Jonathan Lethem is one of the very few contemporary writers whom I think of as required reading for anyone interested in the state of the art; his works also give me almost unalloyed joy. But it is difficult to specify the nature of his genius. Most of his novels combine pop culture with literary theory. He is interested in genre-bending; from the science-fiction take on John Ford’s western The Searchers (Girl in Landscape) to classic bildungsroman with added superpowers (The Fortress of Solitude) to a hard-boiled noir where the detective has Tourette’s (Motherless Brooklyn). He is able to ventriloquise uncannily and yet still be recognisably himself, channelling Philip K Dick (Amnesia Moon), Raymond Chandler (Gun, With Occasional Music) or even giving an indie-pop version of Jane Austen (You Don’t Love Me Yet).
Lethem is interested in radical politics, most recently with an account of the American left, Dissident Gardens. He’s also just damn brilliantly weird – As She Climbed Across the Table is a campus comedy love-triangle, where the narrator’s girlfriend has fallen in love with an artificial black hole. The Blot does not disappoint. It sets a high bar for 2017’s fiction.
Its protagonist is a professional backgammon gambler, Bruno Alexander, whom we first meet in Berlin preparing for a game, slightly rattled by his first loss in years. Worryingly, he has a kind of miasma in his vision. More worryingly, his loss was to Keith Stolarsky, a childhood acquaintance turned property developer, burger magnate and sweat-shop apparel store owner. Libidinous, slovenly, keen on narcotics, he is, as his home country is described, a paradigm of “bullying, psychosis and bad taste”. Yet somehow Stolarsky has managed to learn backgammon and beat Alexander in a matter of days. Alexander, it transpires, is very ill indeed. He has a tumour in his nervous system but it is not inside his skull; it is behind his face. One surgeon might attempt to operate – it will mean temporarily peeling back Alexander’s face, “a door that has never been opened” – and Stolarsky is willing to put up the funds. It comes, as one would expect, at a cost.
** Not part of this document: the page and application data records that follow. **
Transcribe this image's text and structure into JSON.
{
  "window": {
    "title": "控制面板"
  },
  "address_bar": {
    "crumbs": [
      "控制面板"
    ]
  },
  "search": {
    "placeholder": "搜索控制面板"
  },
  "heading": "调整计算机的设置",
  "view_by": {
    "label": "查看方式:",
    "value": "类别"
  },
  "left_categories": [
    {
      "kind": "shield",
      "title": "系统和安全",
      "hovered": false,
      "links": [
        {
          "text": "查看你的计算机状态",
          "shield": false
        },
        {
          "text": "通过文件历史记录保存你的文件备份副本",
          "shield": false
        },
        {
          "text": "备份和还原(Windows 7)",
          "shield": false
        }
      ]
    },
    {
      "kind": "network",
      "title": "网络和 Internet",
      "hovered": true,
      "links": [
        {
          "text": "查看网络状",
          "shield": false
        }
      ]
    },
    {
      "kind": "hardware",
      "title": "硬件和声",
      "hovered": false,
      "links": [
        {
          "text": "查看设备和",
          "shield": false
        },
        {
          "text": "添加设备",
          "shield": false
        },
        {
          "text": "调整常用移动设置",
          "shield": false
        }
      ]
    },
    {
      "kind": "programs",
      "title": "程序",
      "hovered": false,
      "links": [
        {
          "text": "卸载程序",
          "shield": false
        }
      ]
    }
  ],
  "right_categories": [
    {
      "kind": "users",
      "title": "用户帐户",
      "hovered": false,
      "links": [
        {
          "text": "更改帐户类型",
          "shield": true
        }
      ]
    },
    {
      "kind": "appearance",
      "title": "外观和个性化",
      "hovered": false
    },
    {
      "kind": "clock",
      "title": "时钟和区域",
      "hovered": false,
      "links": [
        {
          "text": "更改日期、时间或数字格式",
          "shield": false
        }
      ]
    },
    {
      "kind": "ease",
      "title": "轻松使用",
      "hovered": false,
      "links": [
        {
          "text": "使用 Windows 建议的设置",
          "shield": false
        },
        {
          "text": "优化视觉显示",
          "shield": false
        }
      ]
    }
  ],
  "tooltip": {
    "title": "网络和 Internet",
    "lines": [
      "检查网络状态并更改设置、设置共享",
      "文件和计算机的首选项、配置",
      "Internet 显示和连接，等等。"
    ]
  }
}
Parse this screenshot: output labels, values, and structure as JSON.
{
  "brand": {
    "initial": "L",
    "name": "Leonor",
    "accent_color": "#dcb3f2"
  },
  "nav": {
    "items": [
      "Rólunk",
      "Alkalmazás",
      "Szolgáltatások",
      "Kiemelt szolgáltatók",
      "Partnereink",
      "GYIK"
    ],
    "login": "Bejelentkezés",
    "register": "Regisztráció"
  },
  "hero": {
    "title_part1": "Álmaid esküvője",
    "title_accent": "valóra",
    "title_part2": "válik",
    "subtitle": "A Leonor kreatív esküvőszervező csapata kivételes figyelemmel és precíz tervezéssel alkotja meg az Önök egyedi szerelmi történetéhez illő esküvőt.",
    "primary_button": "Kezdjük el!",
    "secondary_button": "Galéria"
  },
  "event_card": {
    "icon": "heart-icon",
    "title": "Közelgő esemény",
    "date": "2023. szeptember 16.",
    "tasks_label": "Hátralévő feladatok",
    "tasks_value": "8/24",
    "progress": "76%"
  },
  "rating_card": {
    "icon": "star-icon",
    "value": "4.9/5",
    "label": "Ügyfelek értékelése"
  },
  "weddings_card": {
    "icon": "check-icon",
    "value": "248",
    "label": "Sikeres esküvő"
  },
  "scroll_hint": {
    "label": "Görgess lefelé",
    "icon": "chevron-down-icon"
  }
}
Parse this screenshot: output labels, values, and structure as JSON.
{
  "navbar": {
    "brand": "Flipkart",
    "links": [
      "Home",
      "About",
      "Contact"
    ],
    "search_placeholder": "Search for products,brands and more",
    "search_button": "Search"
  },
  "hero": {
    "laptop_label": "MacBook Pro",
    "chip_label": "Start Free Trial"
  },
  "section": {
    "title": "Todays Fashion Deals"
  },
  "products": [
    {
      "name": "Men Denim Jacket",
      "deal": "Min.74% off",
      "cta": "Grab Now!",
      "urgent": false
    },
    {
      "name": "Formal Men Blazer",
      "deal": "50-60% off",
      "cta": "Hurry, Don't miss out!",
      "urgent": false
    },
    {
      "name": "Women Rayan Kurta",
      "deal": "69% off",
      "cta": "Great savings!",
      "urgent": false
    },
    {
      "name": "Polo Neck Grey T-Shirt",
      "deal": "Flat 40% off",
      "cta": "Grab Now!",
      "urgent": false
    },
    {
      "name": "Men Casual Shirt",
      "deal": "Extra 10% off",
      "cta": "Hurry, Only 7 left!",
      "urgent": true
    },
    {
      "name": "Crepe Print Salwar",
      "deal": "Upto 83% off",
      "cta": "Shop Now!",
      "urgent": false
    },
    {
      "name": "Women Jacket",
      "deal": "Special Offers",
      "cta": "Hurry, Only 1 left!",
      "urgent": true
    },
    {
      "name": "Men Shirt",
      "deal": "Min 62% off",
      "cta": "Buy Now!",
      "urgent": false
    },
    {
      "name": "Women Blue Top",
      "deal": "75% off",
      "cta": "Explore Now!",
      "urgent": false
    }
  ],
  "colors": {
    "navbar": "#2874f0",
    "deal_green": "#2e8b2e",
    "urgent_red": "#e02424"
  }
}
Reading Lethem, I am always on the lookout for which influences he is manipulating. There is certainly horror here, of the Shirley Jackson variety – Alexander keeps a stone paving cube which he has dabbed with his own blood into a die – but with a glance at the films of David Cronenberg. The diffidence of Alexander, his wilful abnegation, reminded me of Bohumil Hrabal; the queasy intersection of illness and sexuality was like a neon-lit version of Thomas Mann’s Death in Venice. At one point I scribbled in the margin “Henry James???” – old money vs new money, Europe vs America, the masks we wear in the company of others and the masks we wear alone – and was immensely gratified when, on page 177, one character says “Sounds like Henry James”. This being Lethem, we get references to Marvel’s Ghost Rider and DC’s Deadman, as well as anarchism via Prince Kropotkin, Samuel Beckett and The Big Lebowski. Oh, and did I forget to mention possible telepathy?
Lethem can fire out ideas and images like no-one else, but that would mean little except for the glorious timbre of the prose itself. Take this for example: “The office was worse than ill-furnished and generic. It was like something an unmarried super might throw together at the back of a boiler room, a refuge whose walls investigators would later pry apart in search of hidden bodies.” There is, I think, a structure to the novel based on the language of backgammon itself: doubles, runners, a blot, bearing off; that it features exponential sections – one, two, four, eight, etc – ending gammon and backgammon hints there may be even deeper delights for another reading.
Elegance of word and thought still needs heart and purpose. In all its pyrotechnics, Lethem never loses humanity; not even for the least likeable and duplicitous characters. There are moments of genuine, inexplicable tenderness as well as the sarcasm, venality and schadenfreude that swirl around the book.
I suspect many reviewers will draw parallels between Stolarsky, thin-skinned and belligerent as he is, and certain political figures, especially as his office is described as “the nullification of Europe”. That would, I think, be gauche; and Lethem is subtle. It is about how such situations arose. It also shows, importantly, that the genre best equipped to speak truthfully about the world we are in is not a flat-footed and sententious realism, but unrealism. It is an accurate reflection of the bizarre and a sharp rebuke to its simplicity.